Communicating graphic

FAA Releases Guidance For Evaluating English Proficiency

Citing impact on safety, FAA clarifies guidelines on acceptable English proficiency for MRO personnel.

Printed headline: Speak, Write and Understand

The FAA has released a draft revision to the agency’s guidance material on what exactly it means to “read, write, speak and understand the English language” for purposes of meeting mechanic and repairman eligibility standards. The proposal’s predecessor, Advisory Circular (AC) 60-28A, English Language Skill Standards Required by 14 CFR Parts 61,63, and 65, originally was released in 2013. The revision retains consideration of International Civil Aviation Organization (ICAO) standards, introduces the FAA Aviation English Language Standard (AELS), and provides more detailed procedures for proficiency evaluations.

Labourmobility.comPoor communication is top on the list of accident and incident contributing human factors.

Poor communication is top on the list of accident and incident contributing human factors. Credit:

ICAO language proficiency standards, upon which the AELS would be based, originally were published in 2004 in response to increased focus on human factors and findings that the use (or misuse) of language contributed directly or indirectly to the loss of lives in three accidents. The ICAO standard grades English language aptitude on a scale of one to six, from pre-elementary to expert. The FAA, as recommended by ICAO, has landed on level four as the minimum required for those holding an FAA airman certificate. The proposed AC provides resources for ICAO-recognized English training courses and assessments.

Comments on the proposed guidance were due Feb. 27.

Hide comments


  • Allowed HTML tags: <em> <strong> <blockquote> <br> <p>

Plain text

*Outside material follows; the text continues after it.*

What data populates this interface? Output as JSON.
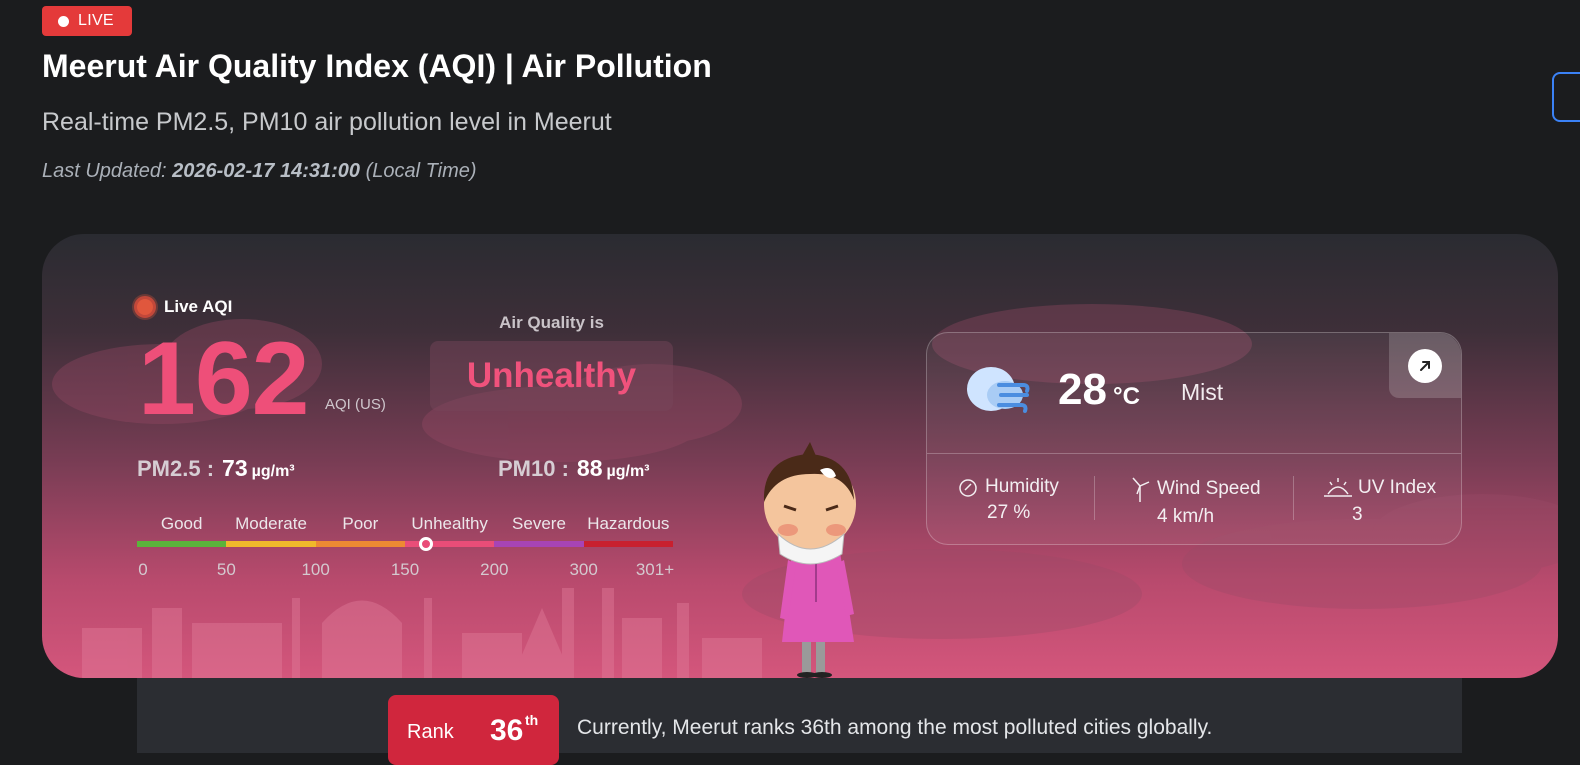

  • No HTML tags allowed.
  • Web page addresses and e-mail addresses turn into links automatically.
  • Lines and paragraphs break automatically.